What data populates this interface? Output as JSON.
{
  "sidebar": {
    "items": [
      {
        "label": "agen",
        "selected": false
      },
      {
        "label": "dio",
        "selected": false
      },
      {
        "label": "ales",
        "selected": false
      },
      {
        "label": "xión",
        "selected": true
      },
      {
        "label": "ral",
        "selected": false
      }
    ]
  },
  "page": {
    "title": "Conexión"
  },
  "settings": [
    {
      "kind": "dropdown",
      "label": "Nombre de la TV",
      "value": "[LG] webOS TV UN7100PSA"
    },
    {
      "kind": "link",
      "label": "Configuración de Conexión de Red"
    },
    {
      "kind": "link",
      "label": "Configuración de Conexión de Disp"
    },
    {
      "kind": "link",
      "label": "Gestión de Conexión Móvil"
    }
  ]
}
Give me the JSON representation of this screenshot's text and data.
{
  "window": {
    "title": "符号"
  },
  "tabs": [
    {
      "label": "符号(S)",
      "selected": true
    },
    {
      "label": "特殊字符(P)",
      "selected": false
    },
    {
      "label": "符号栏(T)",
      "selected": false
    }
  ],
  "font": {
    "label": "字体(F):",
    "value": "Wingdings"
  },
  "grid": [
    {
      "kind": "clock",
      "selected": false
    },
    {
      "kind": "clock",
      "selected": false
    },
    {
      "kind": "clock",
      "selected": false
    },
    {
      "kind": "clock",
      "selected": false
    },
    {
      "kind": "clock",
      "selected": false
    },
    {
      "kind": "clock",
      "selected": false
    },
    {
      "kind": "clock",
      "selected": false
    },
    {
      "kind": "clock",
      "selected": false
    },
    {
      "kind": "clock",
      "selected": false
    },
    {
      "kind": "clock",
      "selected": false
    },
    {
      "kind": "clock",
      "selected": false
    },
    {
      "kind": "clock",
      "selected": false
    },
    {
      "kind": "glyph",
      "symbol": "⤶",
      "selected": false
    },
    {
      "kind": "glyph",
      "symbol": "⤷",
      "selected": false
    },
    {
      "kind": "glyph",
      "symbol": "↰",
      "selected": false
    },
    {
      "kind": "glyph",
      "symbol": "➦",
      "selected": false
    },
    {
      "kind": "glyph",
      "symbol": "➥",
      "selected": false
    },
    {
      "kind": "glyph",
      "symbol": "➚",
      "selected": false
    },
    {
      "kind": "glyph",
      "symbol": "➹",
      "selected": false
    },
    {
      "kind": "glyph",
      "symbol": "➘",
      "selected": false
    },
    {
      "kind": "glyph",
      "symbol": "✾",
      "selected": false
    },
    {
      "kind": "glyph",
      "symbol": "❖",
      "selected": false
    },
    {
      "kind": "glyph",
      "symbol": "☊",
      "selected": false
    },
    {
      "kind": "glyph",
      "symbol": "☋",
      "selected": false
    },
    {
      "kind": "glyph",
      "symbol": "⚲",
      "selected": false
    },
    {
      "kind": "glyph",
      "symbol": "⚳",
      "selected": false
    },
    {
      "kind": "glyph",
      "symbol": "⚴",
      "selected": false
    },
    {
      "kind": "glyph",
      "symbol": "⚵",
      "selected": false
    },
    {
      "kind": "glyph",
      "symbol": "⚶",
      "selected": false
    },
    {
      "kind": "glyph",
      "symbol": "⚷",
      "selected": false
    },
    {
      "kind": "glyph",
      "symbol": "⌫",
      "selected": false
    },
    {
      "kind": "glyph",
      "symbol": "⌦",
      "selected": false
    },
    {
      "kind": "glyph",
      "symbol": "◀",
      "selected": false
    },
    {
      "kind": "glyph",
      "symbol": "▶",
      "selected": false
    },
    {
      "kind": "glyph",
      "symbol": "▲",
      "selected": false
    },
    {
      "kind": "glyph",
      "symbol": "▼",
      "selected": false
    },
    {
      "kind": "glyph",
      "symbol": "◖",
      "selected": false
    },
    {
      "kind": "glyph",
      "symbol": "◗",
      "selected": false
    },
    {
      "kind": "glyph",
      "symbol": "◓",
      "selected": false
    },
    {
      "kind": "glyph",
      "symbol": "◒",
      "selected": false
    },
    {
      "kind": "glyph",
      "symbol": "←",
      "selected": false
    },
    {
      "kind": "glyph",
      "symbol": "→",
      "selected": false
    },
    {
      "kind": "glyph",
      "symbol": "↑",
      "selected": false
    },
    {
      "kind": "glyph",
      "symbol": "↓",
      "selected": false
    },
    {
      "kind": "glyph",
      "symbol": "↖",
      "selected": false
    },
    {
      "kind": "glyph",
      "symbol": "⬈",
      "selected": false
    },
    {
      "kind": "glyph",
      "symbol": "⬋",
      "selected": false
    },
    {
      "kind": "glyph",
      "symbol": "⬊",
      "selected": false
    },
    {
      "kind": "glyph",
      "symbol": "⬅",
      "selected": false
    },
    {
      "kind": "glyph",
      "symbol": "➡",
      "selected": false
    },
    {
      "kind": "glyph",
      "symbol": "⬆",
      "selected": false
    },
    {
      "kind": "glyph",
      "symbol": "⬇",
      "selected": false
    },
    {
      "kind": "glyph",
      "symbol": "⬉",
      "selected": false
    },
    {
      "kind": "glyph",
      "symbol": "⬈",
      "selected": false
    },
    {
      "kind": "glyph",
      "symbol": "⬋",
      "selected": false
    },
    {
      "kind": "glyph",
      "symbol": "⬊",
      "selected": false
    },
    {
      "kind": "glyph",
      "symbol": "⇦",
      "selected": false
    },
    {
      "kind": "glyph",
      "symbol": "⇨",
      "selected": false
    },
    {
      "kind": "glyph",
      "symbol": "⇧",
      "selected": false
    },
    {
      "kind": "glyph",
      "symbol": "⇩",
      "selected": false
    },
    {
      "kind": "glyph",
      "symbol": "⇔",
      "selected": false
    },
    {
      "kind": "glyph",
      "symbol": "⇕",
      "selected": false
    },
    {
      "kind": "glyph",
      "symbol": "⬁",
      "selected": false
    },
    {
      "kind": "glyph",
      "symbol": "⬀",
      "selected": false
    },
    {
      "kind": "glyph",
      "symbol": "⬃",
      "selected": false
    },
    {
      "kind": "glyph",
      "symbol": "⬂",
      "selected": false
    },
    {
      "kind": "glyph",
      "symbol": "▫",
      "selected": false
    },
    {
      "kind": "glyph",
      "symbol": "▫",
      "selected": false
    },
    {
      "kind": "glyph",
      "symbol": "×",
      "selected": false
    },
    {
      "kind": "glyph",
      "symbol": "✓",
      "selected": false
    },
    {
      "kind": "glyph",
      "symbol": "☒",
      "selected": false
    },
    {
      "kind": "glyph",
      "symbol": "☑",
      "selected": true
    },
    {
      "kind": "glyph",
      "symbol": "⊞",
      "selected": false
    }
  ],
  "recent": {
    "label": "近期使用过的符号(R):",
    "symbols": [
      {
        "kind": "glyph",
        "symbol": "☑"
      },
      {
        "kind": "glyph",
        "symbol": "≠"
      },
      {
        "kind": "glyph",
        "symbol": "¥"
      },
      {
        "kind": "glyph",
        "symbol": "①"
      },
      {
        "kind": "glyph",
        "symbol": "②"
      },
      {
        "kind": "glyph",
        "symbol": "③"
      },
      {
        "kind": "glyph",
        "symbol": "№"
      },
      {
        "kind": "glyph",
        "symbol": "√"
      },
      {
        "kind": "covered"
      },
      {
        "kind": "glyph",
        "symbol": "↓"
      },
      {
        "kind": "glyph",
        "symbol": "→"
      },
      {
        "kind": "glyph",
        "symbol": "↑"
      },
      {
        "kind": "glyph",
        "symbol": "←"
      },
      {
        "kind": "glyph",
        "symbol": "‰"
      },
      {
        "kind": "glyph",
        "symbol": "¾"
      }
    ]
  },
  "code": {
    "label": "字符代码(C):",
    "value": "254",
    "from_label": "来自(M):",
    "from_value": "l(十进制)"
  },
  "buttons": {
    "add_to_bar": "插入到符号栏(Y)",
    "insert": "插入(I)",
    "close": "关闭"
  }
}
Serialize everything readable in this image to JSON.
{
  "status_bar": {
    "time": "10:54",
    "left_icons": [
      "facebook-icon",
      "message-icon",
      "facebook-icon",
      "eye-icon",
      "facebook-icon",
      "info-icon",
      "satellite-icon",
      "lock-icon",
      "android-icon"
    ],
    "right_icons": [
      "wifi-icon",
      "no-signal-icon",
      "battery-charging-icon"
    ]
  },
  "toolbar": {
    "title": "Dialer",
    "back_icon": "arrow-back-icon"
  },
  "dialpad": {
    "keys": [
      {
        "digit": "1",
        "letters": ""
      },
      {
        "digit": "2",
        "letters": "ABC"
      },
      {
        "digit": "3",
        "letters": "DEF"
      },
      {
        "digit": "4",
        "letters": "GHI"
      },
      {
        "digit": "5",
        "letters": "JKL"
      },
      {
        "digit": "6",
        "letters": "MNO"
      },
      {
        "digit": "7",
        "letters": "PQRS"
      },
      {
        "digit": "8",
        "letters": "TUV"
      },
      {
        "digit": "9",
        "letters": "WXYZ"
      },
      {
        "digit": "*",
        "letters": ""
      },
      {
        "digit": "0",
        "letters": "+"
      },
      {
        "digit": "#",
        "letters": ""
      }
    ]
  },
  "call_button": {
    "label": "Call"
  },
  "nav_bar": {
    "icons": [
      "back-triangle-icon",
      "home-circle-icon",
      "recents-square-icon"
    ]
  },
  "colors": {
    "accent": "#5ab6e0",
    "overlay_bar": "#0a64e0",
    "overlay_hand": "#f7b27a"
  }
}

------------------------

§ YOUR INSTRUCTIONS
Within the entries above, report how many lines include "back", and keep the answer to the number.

§ RESPONSE
2